***** RECORDS SUPPLIED
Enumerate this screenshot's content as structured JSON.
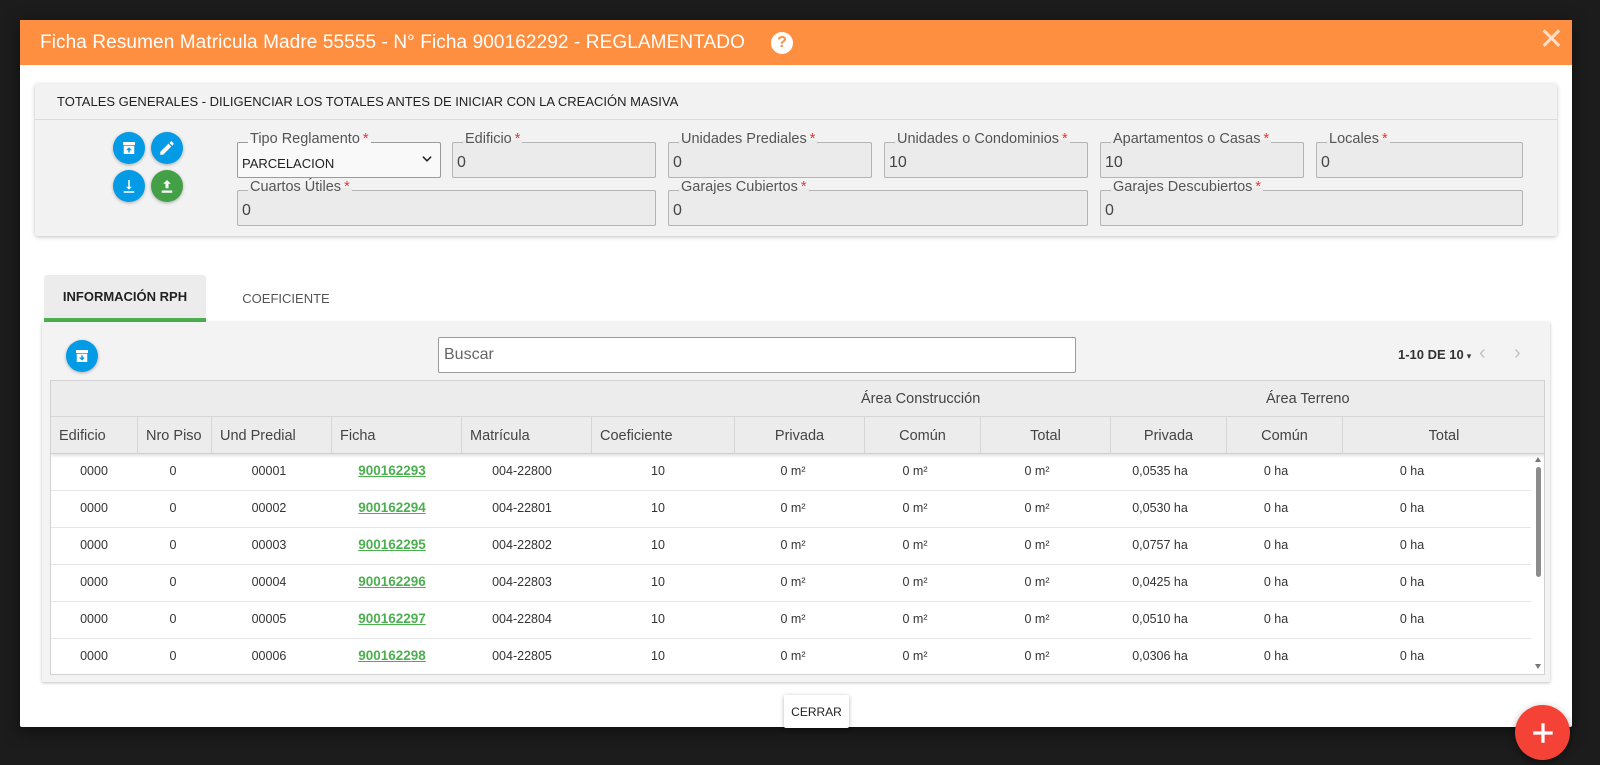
{
  "modal": {
    "title": "Ficha Resumen Matricula Madre 55555 - N° Ficha 900162292 - REGLAMENTADO",
    "help_glyph": "?",
    "close_glyph": "✕"
  },
  "colors": {
    "header": "#ff8f40",
    "accent_green": "#4caf50",
    "action_blue": "#039be5",
    "fab_red": "#f44336"
  },
  "totals": {
    "header": "TOTALES GENERALES - DILIGENCIAR LOS TOTALES ANTES DE INICIAR CON LA CREACIÓN MASIVA",
    "actions": [
      "archive-icon",
      "edit-icon",
      "download-icon",
      "upload-icon"
    ],
    "required_mark": "*",
    "fields": [
      {
        "label": "Tipo Reglamento",
        "value": "PARCELACION"
      },
      {
        "label": "Edificio",
        "value": "0"
      },
      {
        "label": "Unidades Prediales",
        "value": "0"
      },
      {
        "label": "Unidades o Condominios",
        "value": "10"
      },
      {
        "label": "Apartamentos o Casas",
        "value": "10"
      },
      {
        "label": "Locales",
        "value": "0"
      },
      {
        "label": "Cuartos Útiles",
        "value": "0"
      },
      {
        "label": "Garajes Cubiertos",
        "value": "0"
      },
      {
        "label": "Garajes Descubiertos",
        "value": "0"
      }
    ]
  },
  "tabs": [
    {
      "label": "INFORMACIÓN RPH",
      "active": true
    },
    {
      "label": "COEFICIENTE",
      "active": false
    }
  ],
  "table": {
    "search_placeholder": "Buscar",
    "pager": "1-10 DE 10",
    "pager_caret": "▾",
    "prev_glyph": "‹",
    "next_glyph": "›",
    "groups": [
      "Área Construcción",
      "Área Terreno"
    ],
    "columns": [
      "Edificio",
      "Nro Piso",
      "Und Predial",
      "Ficha",
      "Matrícula",
      "Coeficiente",
      "Privada",
      "Común",
      "Total",
      "Privada",
      "Común",
      "Total"
    ],
    "rows": [
      [
        "0000",
        "0",
        "00001",
        "900162293",
        "004-22800",
        "10",
        "0 m²",
        "0 m²",
        "0 m²",
        "0,0535 ha",
        "0 ha",
        "0 ha"
      ],
      [
        "0000",
        "0",
        "00002",
        "900162294",
        "004-22801",
        "10",
        "0 m²",
        "0 m²",
        "0 m²",
        "0,0530 ha",
        "0 ha",
        "0 ha"
      ],
      [
        "0000",
        "0",
        "00003",
        "900162295",
        "004-22802",
        "10",
        "0 m²",
        "0 m²",
        "0 m²",
        "0,0757 ha",
        "0 ha",
        "0 ha"
      ],
      [
        "0000",
        "0",
        "00004",
        "900162296",
        "004-22803",
        "10",
        "0 m²",
        "0 m²",
        "0 m²",
        "0,0425 ha",
        "0 ha",
        "0 ha"
      ],
      [
        "0000",
        "0",
        "00005",
        "900162297",
        "004-22804",
        "10",
        "0 m²",
        "0 m²",
        "0 m²",
        "0,0510 ha",
        "0 ha",
        "0 ha"
      ],
      [
        "0000",
        "0",
        "00006",
        "900162298",
        "004-22805",
        "10",
        "0 m²",
        "0 m²",
        "0 m²",
        "0,0306 ha",
        "0 ha",
        "0 ha"
      ]
    ]
  },
  "footer": {
    "close_label": "CERRAR",
    "fab_icon": "plus-icon"
  }
}
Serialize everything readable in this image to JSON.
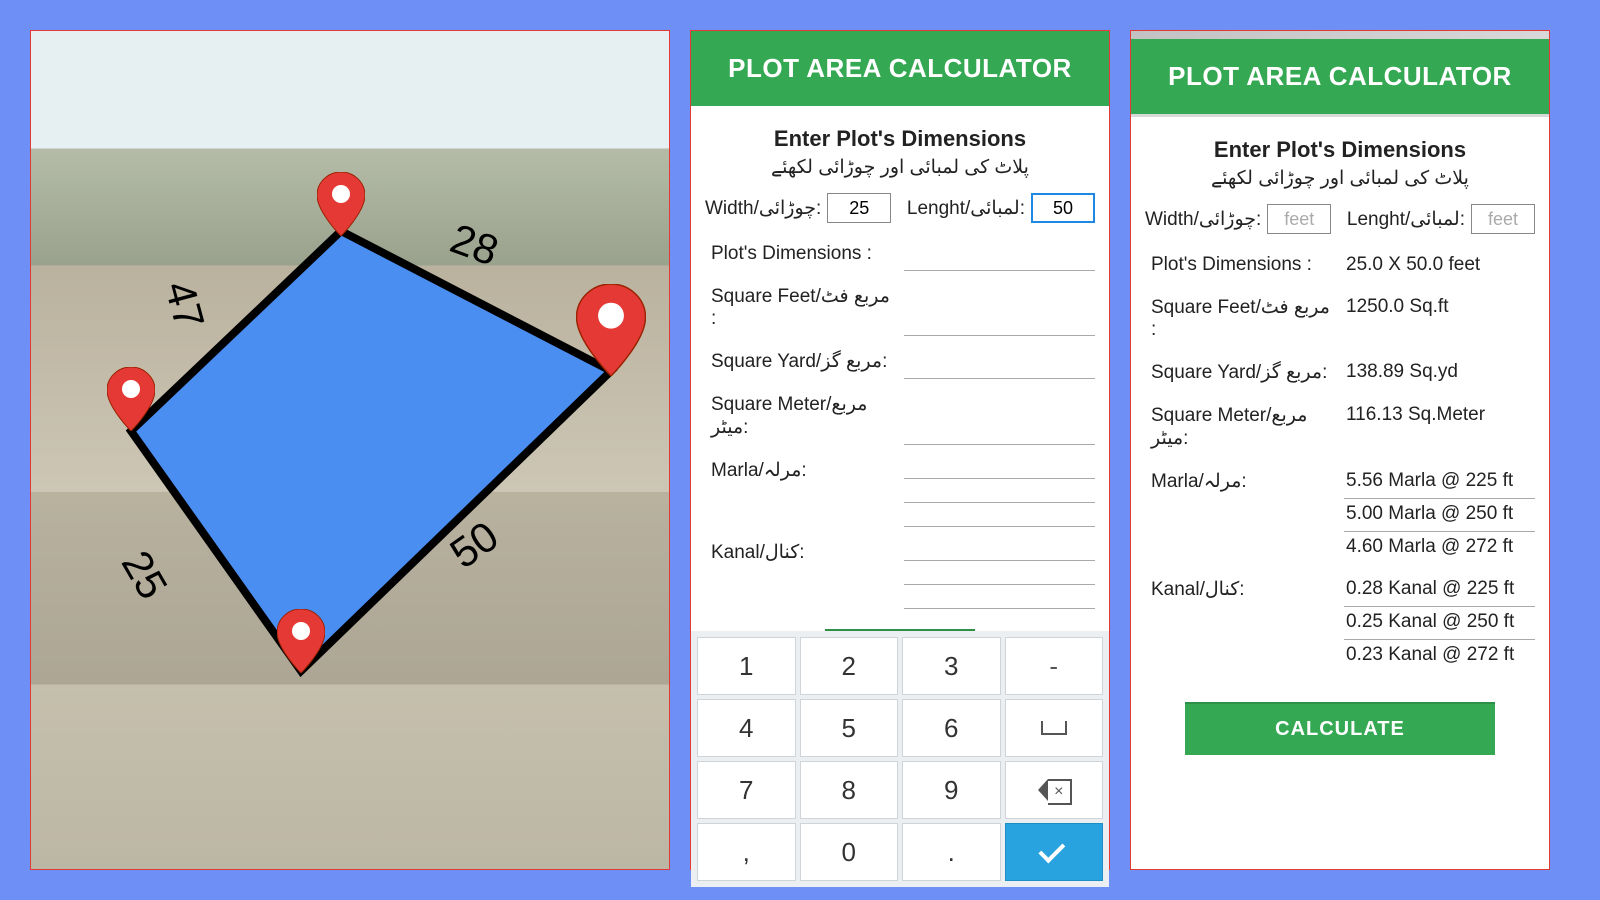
{
  "map": {
    "edges": {
      "top_right": "28",
      "left": "47",
      "bottom_right": "50",
      "bottom_left": "25"
    }
  },
  "panel_input": {
    "title": "PLOT AREA CALCULATOR",
    "section_title": "Enter Plot's Dimensions",
    "section_sub": "پلاٹ کی لمبائی اور چوڑائی لکھئے",
    "width_label": "Width/چوڑائی:",
    "length_label": "Lenght/لمبائی:",
    "width_value": "25",
    "length_value": "50",
    "rows": {
      "dimensions_label": "Plot's Dimensions :",
      "sqft_label": "Square Feet/مربع فٹ :",
      "sqyd_label": "Square Yard/مربع گز:",
      "sqm_label": "Square Meter/مربع میٹر:",
      "marla_label": "Marla/مرلہ:",
      "kanal_label": "Kanal/کنال:"
    },
    "numpad": [
      "1",
      "2",
      "3",
      "-",
      "4",
      "5",
      "6",
      "space",
      "7",
      "8",
      "9",
      "backspace",
      ",",
      "0",
      ".",
      "enter"
    ]
  },
  "panel_result": {
    "title": "PLOT AREA CALCULATOR",
    "section_title": "Enter Plot's Dimensions",
    "section_sub": "پلاٹ کی لمبائی اور چوڑائی لکھئے",
    "width_label": "Width/چوڑائی:",
    "length_label": "Lenght/لمبائی:",
    "width_placeholder": "feet",
    "length_placeholder": "feet",
    "rows": {
      "dimensions_label": "Plot's Dimensions :",
      "dimensions_value": "25.0 X 50.0 feet",
      "sqft_label": "Square Feet/مربع فٹ :",
      "sqft_value": "1250.0 Sq.ft",
      "sqyd_label": "Square Yard/مربع گز:",
      "sqyd_value": "138.89 Sq.yd",
      "sqm_label": "Square Meter/مربع میٹر:",
      "sqm_value": "116.13 Sq.Meter",
      "marla_label": "Marla/مرلہ:",
      "marla": [
        "5.56 Marla @ 225 ft",
        "5.00 Marla @ 250 ft",
        "4.60 Marla @ 272 ft"
      ],
      "kanal_label": "Kanal/کنال:",
      "kanal": [
        "0.28 Kanal @ 225 ft",
        "0.25 Kanal @ 250 ft",
        "0.23 Kanal @ 272 ft"
      ]
    },
    "button": "CALCULATE"
  }
}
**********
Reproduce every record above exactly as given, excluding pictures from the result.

RESPONSE BOX |
Enumerate this screenshot's content as structured JSON.
{
  "modal": {
    "title": "Ficha Resumen Matricula Madre 55555 - N° Ficha 900162292 - REGLAMENTADO",
    "help_glyph": "?",
    "close_glyph": "✕"
  },
  "colors": {
    "header": "#ff8f40",
    "accent_green": "#4caf50",
    "action_blue": "#039be5",
    "fab_red": "#f44336"
  },
  "totals": {
    "header": "TOTALES GENERALES - DILIGENCIAR LOS TOTALES ANTES DE INICIAR CON LA CREACIÓN MASIVA",
    "actions": [
      "archive-icon",
      "edit-icon",
      "download-icon",
      "upload-icon"
    ],
    "required_mark": "*",
    "fields": [
      {
        "label": "Tipo Reglamento",
        "value": "PARCELACION"
      },
      {
        "label": "Edificio",
        "value": "0"
      },
      {
        "label": "Unidades Prediales",
        "value": "0"
      },
      {
        "label": "Unidades o Condominios",
        "value": "10"
      },
      {
        "label": "Apartamentos o Casas",
        "value": "10"
      },
      {
        "label": "Locales",
        "value": "0"
      },
      {
        "label": "Cuartos Útiles",
        "value": "0"
      },
      {
        "label": "Garajes Cubiertos",
        "value": "0"
      },
      {
        "label": "Garajes Descubiertos",
        "value": "0"
      }
    ]
  },
  "tabs": [
    {
      "label": "INFORMACIÓN RPH",
      "active": true
    },
    {
      "label": "COEFICIENTE",
      "active": false
    }
  ],
  "table": {
    "search_placeholder": "Buscar",
    "pager": "1-10 DE 10",
    "pager_caret": "▾",
    "prev_glyph": "‹",
    "next_glyph": "›",
    "groups": [
      "Área Construcción",
      "Área Terreno"
    ],
    "columns": [
      "Edificio",
      "Nro Piso",
      "Und Predial",
      "Ficha",
      "Matrícula",
      "Coeficiente",
      "Privada",
      "Común",
      "Total",
      "Privada",
      "Común",
      "Total"
    ],
    "rows": [
      [
        "0000",
        "0",
        "00001",
        "900162293",
        "004-22800",
        "10",
        "0 m²",
        "0 m²",
        "0 m²",
        "0,0535 ha",
        "0 ha",
        "0 ha"
      ],
      [
        "0000",
        "0",
        "00002",
        "900162294",
        "004-22801",
        "10",
        "0 m²",
        "0 m²",
        "0 m²",
        "0,0530 ha",
        "0 ha",
        "0 ha"
      ],
      [
        "0000",
        "0",
        "00003",
        "900162295",
        "004-22802",
        "10",
        "0 m²",
        "0 m²",
        "0 m²",
        "0,0757 ha",
        "0 ha",
        "0 ha"
      ],
      [
        "0000",
        "0",
        "00004",
        "900162296",
        "004-22803",
        "10",
        "0 m²",
        "0 m²",
        "0 m²",
        "0,0425 ha",
        "0 ha",
        "0 ha"
      ],
      [
        "0000",
        "0",
        "00005",
        "900162297",
        "004-22804",
        "10",
        "0 m²",
        "0 m²",
        "0 m²",
        "0,0510 ha",
        "0 ha",
        "0 ha"
      ],
      [
        "0000",
        "0",
        "00006",
        "900162298",
        "004-22805",
        "10",
        "0 m²",
        "0 m²",
        "0 m²",
        "0,0306 ha",
        "0 ha",
        "0 ha"
      ]
    ]
  },
  "footer": {
    "close_label": "CERRAR",
    "fab_icon": "plus-icon"
  }
}
Serialize everything readable in this image to JSON.
{
  "map": {
    "edges": {
      "top_right": "28",
      "left": "47",
      "bottom_right": "50",
      "bottom_left": "25"
    }
  },
  "panel_input": {
    "title": "PLOT AREA CALCULATOR",
    "section_title": "Enter Plot's Dimensions",
    "section_sub": "پلاٹ کی لمبائی اور چوڑائی لکھئے",
    "width_label": "Width/چوڑائی:",
    "length_label": "Lenght/لمبائی:",
    "width_value": "25",
    "length_value": "50",
    "rows": {
      "dimensions_label": "Plot's Dimensions :",
      "sqft_label": "Square Feet/مربع فٹ :",
      "sqyd_label": "Square Yard/مربع گز:",
      "sqm_label": "Square Meter/مربع میٹر:",
      "marla_label": "Marla/مرلہ:",
      "kanal_label": "Kanal/کنال:"
    },
    "numpad": [
      "1",
      "2",
      "3",
      "-",
      "4",
      "5",
      "6",
      "space",
      "7",
      "8",
      "9",
      "backspace",
      ",",
      "0",
      ".",
      "enter"
    ]
  },
  "panel_result": {
    "title": "PLOT AREA CALCULATOR",
    "section_title": "Enter Plot's Dimensions",
    "section_sub": "پلاٹ کی لمبائی اور چوڑائی لکھئے",
    "width_label": "Width/چوڑائی:",
    "length_label": "Lenght/لمبائی:",
    "width_placeholder": "feet",
    "length_placeholder": "feet",
    "rows": {
      "dimensions_label": "Plot's Dimensions :",
      "dimensions_value": "25.0 X 50.0 feet",
      "sqft_label": "Square Feet/مربع فٹ :",
      "sqft_value": "1250.0 Sq.ft",
      "sqyd_label": "Square Yard/مربع گز:",
      "sqyd_value": "138.89 Sq.yd",
      "sqm_label": "Square Meter/مربع میٹر:",
      "sqm_value": "116.13 Sq.Meter",
      "marla_label": "Marla/مرلہ:",
      "marla": [
        "5.56 Marla @ 225 ft",
        "5.00 Marla @ 250 ft",
        "4.60 Marla @ 272 ft"
      ],
      "kanal_label": "Kanal/کنال:",
      "kanal": [
        "0.28 Kanal @ 225 ft",
        "0.25 Kanal @ 250 ft",
        "0.23 Kanal @ 272 ft"
      ]
    },
    "button": "CALCULATE"
  }
}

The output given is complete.